So Mom, I'm sorry. I got myself and your grandson thrown out of Busch Gardens. I screwed it up after all.

Sunday, March 1, 2009

The Writing Process

Sometimes if I just start typing I think of something to blog about. Nope. Nothing this time.

It helps if I turn off the TV [picking up remote, pretending to turn off Brothers and Sisters. Can't quite bring herself to do it]. Nope. Still nothing [but that Rob Lowe is a handsome devil, isn't he?].

Next, I browse through my pictures -- it looks something like this:

Hmm. How about this one?

Kids in a box. Cute -- but Mace looks a little frightened and Casey looks a little psychotic and I've already done a "kid in a box" post and I don't think I could get a whole post out of this, even if I combined it with this next picture:

Clearly Mace gets his revenge, but there's nothing out of the ordinary there. Won't make a blog post. Next!

We went bowling yesterday with the Worship Arts Team from church. It was fun, but only a couple of unexpected things happened, one being captured (and possibly imprisoned forever) on a video in Heidi's camera and one being captured here:

While this technique did result in one strike, it did not prove to be a winning strategy in the end. Get it? In the end?

Still.
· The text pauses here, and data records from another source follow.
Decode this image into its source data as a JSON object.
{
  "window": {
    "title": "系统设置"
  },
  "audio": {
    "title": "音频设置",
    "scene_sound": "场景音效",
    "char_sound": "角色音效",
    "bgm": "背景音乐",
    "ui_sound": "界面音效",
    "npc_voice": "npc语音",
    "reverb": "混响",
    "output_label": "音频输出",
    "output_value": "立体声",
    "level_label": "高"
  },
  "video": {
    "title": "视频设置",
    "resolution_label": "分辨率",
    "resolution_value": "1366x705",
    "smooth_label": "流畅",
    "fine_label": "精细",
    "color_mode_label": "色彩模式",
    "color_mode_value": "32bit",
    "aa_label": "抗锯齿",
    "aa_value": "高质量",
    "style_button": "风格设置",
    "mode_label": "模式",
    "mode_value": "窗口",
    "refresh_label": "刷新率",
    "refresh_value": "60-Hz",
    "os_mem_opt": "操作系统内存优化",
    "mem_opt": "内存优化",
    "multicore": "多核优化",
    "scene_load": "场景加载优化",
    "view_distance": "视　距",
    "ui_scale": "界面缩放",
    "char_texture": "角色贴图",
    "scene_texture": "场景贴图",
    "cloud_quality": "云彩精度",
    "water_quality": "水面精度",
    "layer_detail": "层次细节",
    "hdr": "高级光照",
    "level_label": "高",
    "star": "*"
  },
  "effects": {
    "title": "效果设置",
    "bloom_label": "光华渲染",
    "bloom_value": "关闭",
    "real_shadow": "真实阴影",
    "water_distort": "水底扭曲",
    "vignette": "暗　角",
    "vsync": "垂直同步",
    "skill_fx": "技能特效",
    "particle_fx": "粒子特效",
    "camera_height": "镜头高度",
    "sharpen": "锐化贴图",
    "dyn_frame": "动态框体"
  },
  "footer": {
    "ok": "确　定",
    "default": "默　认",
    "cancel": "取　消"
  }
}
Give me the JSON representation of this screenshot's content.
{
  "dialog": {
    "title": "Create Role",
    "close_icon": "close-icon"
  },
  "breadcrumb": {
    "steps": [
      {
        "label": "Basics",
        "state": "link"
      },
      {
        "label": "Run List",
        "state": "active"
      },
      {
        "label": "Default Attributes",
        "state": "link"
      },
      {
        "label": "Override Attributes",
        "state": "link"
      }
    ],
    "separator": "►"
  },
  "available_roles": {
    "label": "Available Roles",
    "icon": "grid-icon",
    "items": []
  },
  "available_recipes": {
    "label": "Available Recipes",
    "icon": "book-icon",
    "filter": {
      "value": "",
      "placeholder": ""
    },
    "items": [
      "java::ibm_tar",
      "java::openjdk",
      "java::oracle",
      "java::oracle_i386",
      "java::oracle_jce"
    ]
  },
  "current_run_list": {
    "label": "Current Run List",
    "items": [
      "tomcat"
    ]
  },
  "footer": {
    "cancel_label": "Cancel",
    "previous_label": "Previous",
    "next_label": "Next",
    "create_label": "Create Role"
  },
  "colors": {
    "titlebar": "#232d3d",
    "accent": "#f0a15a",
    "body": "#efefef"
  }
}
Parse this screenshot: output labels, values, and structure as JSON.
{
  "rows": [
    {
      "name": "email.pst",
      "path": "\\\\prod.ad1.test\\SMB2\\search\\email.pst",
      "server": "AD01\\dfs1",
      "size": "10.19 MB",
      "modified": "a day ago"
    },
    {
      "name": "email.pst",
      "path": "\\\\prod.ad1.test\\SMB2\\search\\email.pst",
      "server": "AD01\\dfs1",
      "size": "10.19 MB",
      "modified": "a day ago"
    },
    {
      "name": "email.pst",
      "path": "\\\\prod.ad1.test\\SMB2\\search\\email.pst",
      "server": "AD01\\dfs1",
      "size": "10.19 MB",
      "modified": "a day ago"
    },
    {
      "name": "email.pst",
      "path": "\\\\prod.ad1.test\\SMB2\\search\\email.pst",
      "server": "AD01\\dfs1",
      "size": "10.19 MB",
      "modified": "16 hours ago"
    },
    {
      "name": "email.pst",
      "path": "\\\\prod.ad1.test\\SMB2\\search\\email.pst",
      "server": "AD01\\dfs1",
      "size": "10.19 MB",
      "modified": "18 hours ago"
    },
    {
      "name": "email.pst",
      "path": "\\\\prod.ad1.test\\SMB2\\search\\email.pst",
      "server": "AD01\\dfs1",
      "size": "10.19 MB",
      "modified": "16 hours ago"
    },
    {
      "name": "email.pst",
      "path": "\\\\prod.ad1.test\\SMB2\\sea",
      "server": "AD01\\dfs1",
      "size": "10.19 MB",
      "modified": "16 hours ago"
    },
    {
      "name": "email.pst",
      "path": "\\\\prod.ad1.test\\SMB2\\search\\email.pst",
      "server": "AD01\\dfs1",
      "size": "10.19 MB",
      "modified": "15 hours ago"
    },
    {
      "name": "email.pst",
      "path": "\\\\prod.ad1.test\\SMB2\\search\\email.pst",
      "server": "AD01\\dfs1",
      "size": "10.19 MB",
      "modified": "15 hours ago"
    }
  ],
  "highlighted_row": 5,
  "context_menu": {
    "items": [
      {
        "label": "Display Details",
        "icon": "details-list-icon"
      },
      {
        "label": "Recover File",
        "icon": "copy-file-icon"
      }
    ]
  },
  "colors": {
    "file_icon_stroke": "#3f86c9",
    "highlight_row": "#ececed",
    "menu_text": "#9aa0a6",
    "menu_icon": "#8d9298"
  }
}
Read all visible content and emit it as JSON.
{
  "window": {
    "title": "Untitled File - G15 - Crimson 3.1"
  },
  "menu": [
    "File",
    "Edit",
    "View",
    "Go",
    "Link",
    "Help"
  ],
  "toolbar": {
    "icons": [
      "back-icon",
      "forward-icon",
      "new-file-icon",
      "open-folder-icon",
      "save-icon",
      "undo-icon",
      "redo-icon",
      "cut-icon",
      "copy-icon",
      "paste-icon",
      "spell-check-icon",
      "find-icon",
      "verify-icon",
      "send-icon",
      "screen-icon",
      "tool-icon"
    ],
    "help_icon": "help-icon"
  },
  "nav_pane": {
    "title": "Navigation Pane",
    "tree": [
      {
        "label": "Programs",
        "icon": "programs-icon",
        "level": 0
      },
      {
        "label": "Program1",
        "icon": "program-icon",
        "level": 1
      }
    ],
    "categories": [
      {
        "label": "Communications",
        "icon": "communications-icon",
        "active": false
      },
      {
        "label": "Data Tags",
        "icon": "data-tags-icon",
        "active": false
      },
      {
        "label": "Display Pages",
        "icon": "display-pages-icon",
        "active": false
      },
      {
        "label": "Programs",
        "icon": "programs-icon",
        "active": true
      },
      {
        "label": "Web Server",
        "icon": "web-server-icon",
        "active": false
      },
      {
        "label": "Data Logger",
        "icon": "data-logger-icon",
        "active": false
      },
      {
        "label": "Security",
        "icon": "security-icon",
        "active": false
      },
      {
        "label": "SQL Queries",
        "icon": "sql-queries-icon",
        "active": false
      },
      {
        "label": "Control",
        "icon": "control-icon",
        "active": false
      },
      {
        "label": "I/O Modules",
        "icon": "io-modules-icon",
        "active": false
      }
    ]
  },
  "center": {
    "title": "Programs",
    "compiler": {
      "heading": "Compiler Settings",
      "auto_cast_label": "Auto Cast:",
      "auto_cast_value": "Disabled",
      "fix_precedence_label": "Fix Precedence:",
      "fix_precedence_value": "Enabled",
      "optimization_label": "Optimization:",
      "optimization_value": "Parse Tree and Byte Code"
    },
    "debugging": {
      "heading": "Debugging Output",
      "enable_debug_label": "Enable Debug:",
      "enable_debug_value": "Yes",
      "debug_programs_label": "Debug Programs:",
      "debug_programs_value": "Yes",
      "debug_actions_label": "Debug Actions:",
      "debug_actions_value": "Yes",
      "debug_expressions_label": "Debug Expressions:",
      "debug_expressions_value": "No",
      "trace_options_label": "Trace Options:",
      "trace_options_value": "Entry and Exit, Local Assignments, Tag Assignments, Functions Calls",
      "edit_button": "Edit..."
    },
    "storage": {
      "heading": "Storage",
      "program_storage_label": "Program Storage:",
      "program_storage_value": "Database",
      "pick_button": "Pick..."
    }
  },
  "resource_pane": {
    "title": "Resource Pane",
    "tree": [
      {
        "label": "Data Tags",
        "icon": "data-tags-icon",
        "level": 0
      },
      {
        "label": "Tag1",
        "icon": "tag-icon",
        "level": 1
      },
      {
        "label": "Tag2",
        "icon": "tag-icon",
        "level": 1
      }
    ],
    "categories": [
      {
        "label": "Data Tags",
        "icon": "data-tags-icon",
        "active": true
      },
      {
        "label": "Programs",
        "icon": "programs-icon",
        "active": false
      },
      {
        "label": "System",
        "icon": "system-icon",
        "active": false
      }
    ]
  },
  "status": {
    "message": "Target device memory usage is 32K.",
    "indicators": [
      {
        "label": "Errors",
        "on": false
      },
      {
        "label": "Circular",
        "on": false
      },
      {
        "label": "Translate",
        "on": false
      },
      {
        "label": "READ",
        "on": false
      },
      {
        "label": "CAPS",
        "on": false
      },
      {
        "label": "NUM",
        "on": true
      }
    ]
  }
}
If I wrote an entire blog post about that, I'm pretty sure that the really really good friend of mine who belongs to that rear-end would stop speaking to me (though I do have a close up shot and my really really really good friend has to know how very deeply I cherish her friendship because I did not post the close up, which is really the funnier picture). So . . . .

No blog fodder from the pictures. I've been waiting for just this moment -- when I completely run out of topics -- to pull out the old standby of bloggers everywhere. When we run out of things to blog about, we check our stats in Google Analytics and pull up the list of keywords that get typed in search engines that land people on our blogs. Here's the list:

an X-rated Christmas (I hate to think where that person eventually ended up on the web. ick.)

froicking flamingo

best petit fours in Tampa (they were good, but I haven't tried all the petit fours in Tampa)

champagne cake

chocolate flamingo (do they make those? who will be getting me one for my birthday?)

flamingo joe (my favorite)

flamingo meaning (hmm. deep.)

how to make buttercream flamingos (do they make those? who will be getting me one for my birthday?

kids dance about ice cream

p90x abdominal

p90x and flatulence (Joe thinks there's an entire blog post in this one. I told him he could write it.)

pictures of petit fours (why would you want pictures when Publix makes some you can actually eat?)

salty buttercream (People. I covered this in the blog post. Salt + buttercream = devastation.)

unsalted butter v. salted butter icing (apparently this person and I need the same cooking class)

we need flamingos because . . . (because they write occasionally witty blog posts that more often than not slide backwards into drivel, but we don't care cause the kids are cute!)